_Exercise prompt_.
Would you please return every line from the listing that contains the word "label"?

_Excerpted data_.

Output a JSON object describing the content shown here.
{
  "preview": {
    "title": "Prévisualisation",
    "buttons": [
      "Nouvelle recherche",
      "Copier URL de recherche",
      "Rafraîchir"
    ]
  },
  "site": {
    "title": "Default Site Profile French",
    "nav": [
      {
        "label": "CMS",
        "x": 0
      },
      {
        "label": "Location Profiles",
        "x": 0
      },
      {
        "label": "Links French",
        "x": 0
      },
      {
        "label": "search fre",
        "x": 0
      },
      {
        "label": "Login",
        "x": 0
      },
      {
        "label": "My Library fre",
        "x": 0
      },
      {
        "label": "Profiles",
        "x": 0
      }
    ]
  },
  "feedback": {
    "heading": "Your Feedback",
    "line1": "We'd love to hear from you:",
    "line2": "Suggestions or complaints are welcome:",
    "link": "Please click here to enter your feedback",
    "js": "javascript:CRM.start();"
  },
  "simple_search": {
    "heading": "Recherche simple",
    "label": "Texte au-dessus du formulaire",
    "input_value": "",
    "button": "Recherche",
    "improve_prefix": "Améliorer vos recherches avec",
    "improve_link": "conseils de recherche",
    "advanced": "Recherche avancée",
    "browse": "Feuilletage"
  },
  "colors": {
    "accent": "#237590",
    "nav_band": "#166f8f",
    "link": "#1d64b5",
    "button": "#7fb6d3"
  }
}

_Response for this exercise_.
        "label": "CMS",
        "label": "Location Profiles",
        "label": "Links French",
        "label": "search fre",
        "label": "Login",
        "label": "My Library fre",
        "label": "Profiles",
    "label": "Texte au-dessus du formulaire",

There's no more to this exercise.